Wednesday, November 17, 2010

Holy Mother of any advice for me?

Oh what a night.  I think I'm stealing that from a song, huh?

Since our move, our son has done much better here overall.  His attitude has improved as have his grades and school relationships.  He has been more cooperative than he was a  year ago.  The progress that we have seen has been pretty terrific.  With the exception of his mouth.

Oh. My. God.  I've been warned about the mouth of teenagers, but I really had no idea until I experienced it myself.  Nonstop arguing.  Everything out of his mouth is smart-alecky and ugly and rude.  And I'm ready to plug my ears with anything for the next three years.

I have never raised a teenager before.  In fact, my only real experience with teenagers is when I WAS a teenager, and I wouldn't wish that on anyone.  So I don't know how much of this is normal and how much is dealing with a chid who has a variety of different disabilities.  It's hard to navigate the maze of adolescence anyway, I think; but this is a bungled mess.
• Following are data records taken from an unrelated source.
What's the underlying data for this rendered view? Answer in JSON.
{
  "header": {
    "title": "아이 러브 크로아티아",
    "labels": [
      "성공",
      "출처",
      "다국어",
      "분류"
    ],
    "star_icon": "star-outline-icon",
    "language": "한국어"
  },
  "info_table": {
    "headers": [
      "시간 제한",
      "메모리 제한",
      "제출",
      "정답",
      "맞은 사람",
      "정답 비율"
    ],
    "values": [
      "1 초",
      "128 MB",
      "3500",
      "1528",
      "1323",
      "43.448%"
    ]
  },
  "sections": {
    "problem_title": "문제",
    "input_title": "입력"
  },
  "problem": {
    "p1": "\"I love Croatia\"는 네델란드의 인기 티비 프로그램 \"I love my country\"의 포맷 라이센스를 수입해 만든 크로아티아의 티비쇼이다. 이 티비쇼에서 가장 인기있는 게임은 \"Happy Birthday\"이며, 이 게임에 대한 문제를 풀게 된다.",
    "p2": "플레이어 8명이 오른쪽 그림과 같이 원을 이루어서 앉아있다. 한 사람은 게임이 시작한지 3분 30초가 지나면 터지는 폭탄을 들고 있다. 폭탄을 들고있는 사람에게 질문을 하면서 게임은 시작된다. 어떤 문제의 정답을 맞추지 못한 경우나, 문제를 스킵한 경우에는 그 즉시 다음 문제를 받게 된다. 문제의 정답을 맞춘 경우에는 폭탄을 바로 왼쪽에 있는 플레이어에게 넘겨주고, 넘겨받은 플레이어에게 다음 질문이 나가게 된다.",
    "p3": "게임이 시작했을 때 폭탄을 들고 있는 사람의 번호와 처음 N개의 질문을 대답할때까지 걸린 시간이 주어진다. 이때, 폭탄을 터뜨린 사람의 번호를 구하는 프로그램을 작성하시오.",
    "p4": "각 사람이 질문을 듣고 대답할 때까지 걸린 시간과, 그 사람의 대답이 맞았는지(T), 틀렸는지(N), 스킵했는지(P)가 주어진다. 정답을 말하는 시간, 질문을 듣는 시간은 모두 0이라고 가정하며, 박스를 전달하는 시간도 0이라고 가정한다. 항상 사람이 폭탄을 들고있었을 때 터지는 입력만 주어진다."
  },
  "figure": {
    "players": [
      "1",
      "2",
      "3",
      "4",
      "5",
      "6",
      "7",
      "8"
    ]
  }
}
So take a deep breath, my friend.  Today will pass and tomorrow will come.  Hopefully he will calm down and we can try again.  I learned a long time ago that often, as a parent, you take two steps forward and one step back.  Sometimes you take one step forward and one step back.  Sometimes you do the fucking tango or the electric slide and you're not really sure what direction you're headed in.  But you have faith that at the end of the dance, you're in a better place than where you started.

Here's to hoping for a better dance tomorrow.

Thursday, November 11, 2010

The Bitch Session

I've been interviewing for a job over the last several months and have turned a couple down because they didn't fit me well.  I thought I had found one in higher ed that would work for me.  The only snafu was that they wanted to call a reference that I didn't want them to call--someone who I had worked with and whom I had a contentious relationship.  This was during my last several months at my last job and a big part of why I left.  I was on FMLA during most of that time and struggling to balance a very sick child and a terminal diagnosis for my mother, among other things.

Well, I was still offered the job.  I guess for that I should be thankful.  But I was subjected to a lecture about the importance of regular attendance.  I was biting my tongue until it nearly bled, because this is what I wanted to say:

Yes, I missed work.  Yes, I left early.  Those days, primarily, were used to take my child to therapy or to a psychiatrist's office.  There were days I was caring for my other child--an asthmatic with severe allergies--when she was too ill to go to school.  And in all honesty, there were probably some times that I was exhausted from it all.

I'm one woman.  I can only do so much and meet so many needs.  Caring for a child with attachment disorder full time is a huge job.  Getting an IEP written, taking kids to doctors, taking kids to therapy, taking kids to psychiatrists, not to mention medical and psychiatric specialists.  I would love nothing more than the idea that I could dedicate myself 100% to my job.  But that would be a lie.  I can't.  I don't live a typical mom's life some days and some days I never will.  That's the reality.

So the dilemma:  do I tell my new workplace or not?  Do I pretend I'm not the mother of two children who need more care than most?

I don't know what the answer is.  I hope I figure it out.